** Task details **
Please go through the records below and return every line holding the word "icon".

** Data shown **
──────

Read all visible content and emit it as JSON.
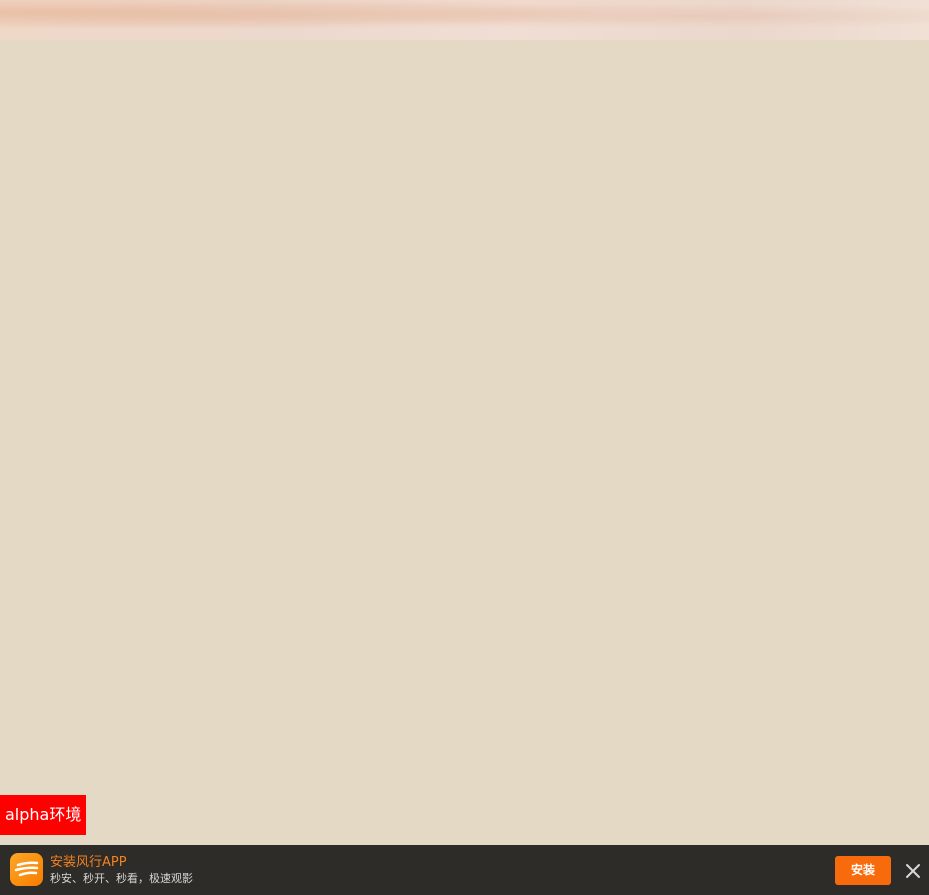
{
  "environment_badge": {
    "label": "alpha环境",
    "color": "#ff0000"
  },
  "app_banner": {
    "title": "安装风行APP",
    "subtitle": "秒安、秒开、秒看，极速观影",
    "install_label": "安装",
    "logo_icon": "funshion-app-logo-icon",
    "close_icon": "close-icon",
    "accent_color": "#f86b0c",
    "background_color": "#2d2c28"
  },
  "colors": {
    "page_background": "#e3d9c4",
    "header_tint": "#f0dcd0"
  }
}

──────

** Response to this exercise **
    "logo_icon": "funshion-app-logo-icon",
    "close_icon": "close-icon",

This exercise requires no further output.